There in the courthouse within hours of each other, were two people whose friendships could mean healthy profits for her. In the afternoon, her friend Rudolph W. Giuliani, the former United States Attorney, would be at a reception for his interim successor, Benito Romano.

Across the marble hall that morning was another Eolis friend, James T. Sherwin, Vice Chairman of the GAF Corporation. He was in courtroom 506 where he is fighting criminal charges of stock manipulation brought against him and his company by the very same Rudolph W. Giuliani.

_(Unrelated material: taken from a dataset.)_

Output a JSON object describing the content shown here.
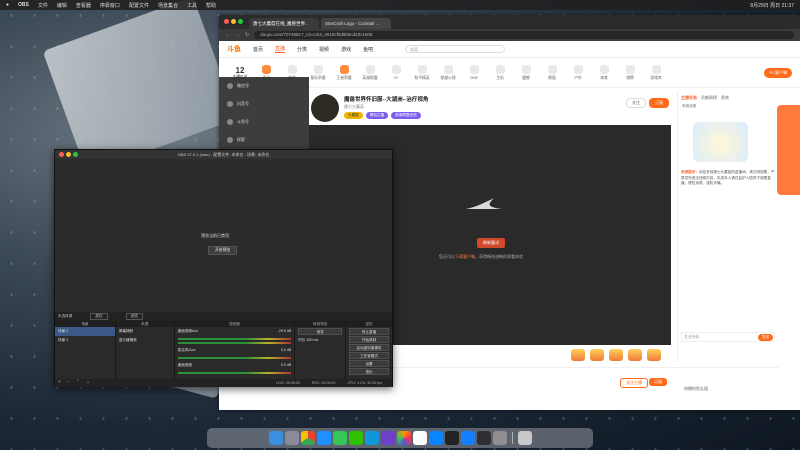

Early in the day, Ms. Eolis sipped coffee in the court’s cafeteria, and talked discreetly about her two friends. She discussed the turn of events that had pulled her into the celebrated case in which one friend was a defendant, and another his chief accuser who was at the same time conferring quietly with her.

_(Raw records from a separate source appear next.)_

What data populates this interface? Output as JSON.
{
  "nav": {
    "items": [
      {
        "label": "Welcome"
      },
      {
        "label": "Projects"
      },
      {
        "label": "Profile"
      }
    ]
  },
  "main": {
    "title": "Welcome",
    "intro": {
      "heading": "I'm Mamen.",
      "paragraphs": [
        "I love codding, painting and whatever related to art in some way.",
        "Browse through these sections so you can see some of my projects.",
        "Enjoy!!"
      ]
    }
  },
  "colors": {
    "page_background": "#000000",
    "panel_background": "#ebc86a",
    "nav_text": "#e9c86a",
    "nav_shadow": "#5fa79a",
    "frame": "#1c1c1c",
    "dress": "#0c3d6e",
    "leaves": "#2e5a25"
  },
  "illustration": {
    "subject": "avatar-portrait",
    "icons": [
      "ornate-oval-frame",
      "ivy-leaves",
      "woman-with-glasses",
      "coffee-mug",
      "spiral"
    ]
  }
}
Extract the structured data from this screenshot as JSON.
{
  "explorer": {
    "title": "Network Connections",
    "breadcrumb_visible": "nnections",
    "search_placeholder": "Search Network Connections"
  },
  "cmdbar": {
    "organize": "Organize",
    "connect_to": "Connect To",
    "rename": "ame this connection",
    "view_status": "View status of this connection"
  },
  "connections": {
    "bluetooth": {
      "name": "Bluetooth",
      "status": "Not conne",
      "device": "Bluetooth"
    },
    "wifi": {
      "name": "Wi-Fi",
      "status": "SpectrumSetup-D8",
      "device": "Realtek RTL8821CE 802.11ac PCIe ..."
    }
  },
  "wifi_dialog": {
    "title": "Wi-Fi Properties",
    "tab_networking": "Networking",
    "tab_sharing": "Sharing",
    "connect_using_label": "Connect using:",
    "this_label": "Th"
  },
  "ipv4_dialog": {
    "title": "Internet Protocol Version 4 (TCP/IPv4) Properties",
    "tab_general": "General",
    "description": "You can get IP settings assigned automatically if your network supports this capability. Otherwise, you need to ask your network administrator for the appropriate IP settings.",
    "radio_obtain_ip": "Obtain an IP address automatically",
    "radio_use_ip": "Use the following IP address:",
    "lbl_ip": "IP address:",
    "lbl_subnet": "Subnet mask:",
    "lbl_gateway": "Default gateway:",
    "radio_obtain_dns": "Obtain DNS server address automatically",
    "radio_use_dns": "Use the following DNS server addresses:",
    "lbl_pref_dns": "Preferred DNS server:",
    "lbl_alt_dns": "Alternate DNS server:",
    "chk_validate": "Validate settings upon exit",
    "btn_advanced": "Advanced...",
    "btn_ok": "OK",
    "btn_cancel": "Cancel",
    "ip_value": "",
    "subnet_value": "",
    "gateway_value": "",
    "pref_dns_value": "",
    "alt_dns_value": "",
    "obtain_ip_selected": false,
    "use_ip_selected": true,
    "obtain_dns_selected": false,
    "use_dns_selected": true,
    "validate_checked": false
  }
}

“It’s a fluke,” she said, “that two people I regard as friends should be brought together in this way. But in the small town of New York’s big-time bar she seems to know everybody. She is a legal headhunter, placing blue-chip lawyers with firms or companies for fees that can be as much as 30% of a $1 million dollar salary. As a long time friend of Mr. Giuliani’s, she has been talking with him for a year about his opportunities in private practice. If he happens to select a firm she found, she acknowledged, she might make a large fee.

She is also a consultant for big law firms and Fortune 500 companies. In that capacity, she said, she was hired to help GAF and Mr. Sherwin, a friend and client for more than 20 years, assemble a legal defense team to fight Mr. Giuliani’s charges. She is still working for the company, she said.

The woman who would be every barrister’s broker more or less invented herself. Now 44 years old, she started her business, she says, in 1967 with an investment of $1800. Although her mother was a lawyer and her father was a New York state tax official, she had no interest in law school.

So she hung up a different kind of shingle as one of the early placement specialists in the legal profession. Then, with a little opportunity and a lot of hustle, one thing led to another. Now, she has a worldwide network of contacts that can help law firms with problems all over the globe.

Quickly, she said, she realized that she did not want to be just a headhunter, but a consultant on the management of firms, helping them merge with others. As she moved around behind the scenes, she gathered information and relationships. And she decided to market what she had.

It is a calling that requires patience and no embarrassment about going back to old friends for new favors. “I am in a business in which building relationships is what leads to the long term success of that business, she said, “and no single placement is critical in the big picture. For the moment, in Wendeen Eolis’s big picture, Mr. Giuliani’s future is just one little corner of a busy canvas.